Pike’s anger came to a head at the Battle of Buena Vista on Feb. 23, 1847. Yell called for the Arkansas soldiers to charge the Mexican army. The Arkansans, disorganized and confused, fell into a retreat, leaving Yell alone and vulnerable. Mexican lancers cut the colonel down, and he died on the battlefield. Disgusted, Pike wrote to the editor of the Arkansas Gazette on March 7, complaining about Roane’s leadership and the lack of discipline among his soldiers. Roane, defensively, sent a letter to the same paper stating that Pike was not involved at all in the battle. An anonymous writer countered in the Arkansas Gazette that Pike was certainly there and that his command was defending the artillery.

When the soldiers arrived back in Little Rock, Roane and Pike were still simmering over the letters. They decided to settle their dispute with a duel. Who issued the challenge is debated, but in late July 1847, the men traveled to northwest Arkansas to resolve their differences. Roane stayed at the home of Col. Elias Rector, where he spent hours practicing shooting.

On July 29, Roane and Pike met on a sandbar on the territorial side of the river. The morning was clear and balmy. Pike seemed relaxed, chomping on a cigar. The men agreed that they would fire at 10 paces. They then got into position and announced that they were ready. The first round passed without either being hit by gunfire. Roane demanded another round. This, too, resulted in neither man hitting his enemy. Either Roane or Pike (sources disagree) then called for another round, but Henry Rector, who was serving as Roane’s second, declined, arguing that the matter had been settled. Eventually, all agreed to end it at that point. The feud was now settled. They all agreed to patch up their problems, and that evening they attended a banquet together. According to Henry Rector, “Pike and Roane were afterwards friends and companions.” Such were the rules that governed dueling.

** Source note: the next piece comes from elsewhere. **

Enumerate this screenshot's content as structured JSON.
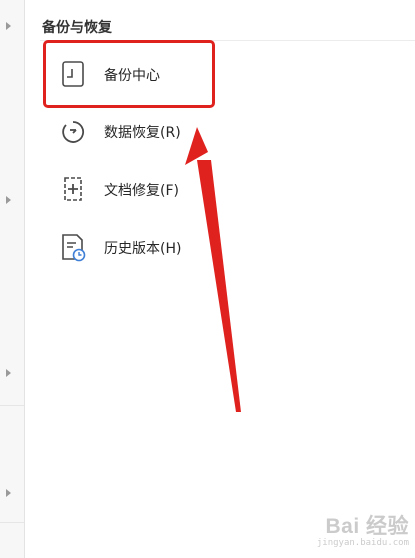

But problems were not over for Roane. When Gov. Thomas Drew chose to resign the governorship of Arkansas, the Democratic Party nominated Roane to fill the now vacant office. Almost immediately, the Whig Party opposed Roane’s nomination in favor of Cyrus W. Wilson. The main opposition to Roane was that he had participated in a duel. After all, the law prohibited those who had been involved in dueling from holding office, and the duel between Roane and Pike was not a secret. The duel had been covered feverishly by the state press. Democrats defended Roane’s nomination, arguing that Pike had been the one who issued the challenge and that Roane was honor bound to accept. Further, they argued that the law prohibiting anyone who took part in dueling from serving in elected office was not constitutional, since, the legal theory went, the legislature could not impose new qualifications upon an officeholder that was not prescribed by the state constitution. Additionally, the act did not specifically apply to the office of the governor. The editor of the Arkansas Banner argued that if the legislature could pass laws prohibiting a man from holding office on the basis of criminalities, it could certainly impose qualifications that would prevent citizens of their rights to represent the people. “They may even extend it to all immoralities,” the editor concluded, “and make it very difficult for the people of Arkansas to find a man among them qualified for governor.”

Many state Democrats began to leave the party in favor of the Whig candidate. Most of them objected to Roane’s nomination on the basis of the dueling law. Democrats in the state legislature attempted to repeal the law, but the attempt failed. Another problem was that the governor was required to state an oath that he had not participated in dueling. If Roane were to win the election, he would have to commit perjury in order to take office.

The election was held on March 14, 1849. The results took weeks to tabulate. Wilson and Roane ran neck and neck through most of the vote counting. In the end Roane won the election by 163 votes. He took the oath in April. It is not recorded whether the dueling section was in the oath or whether everyone, in typical fashion that marked 19th century politics in Arkansas, simply winked at the law and ignored it. Regardless, Roane became the fourth governor of Arkansas.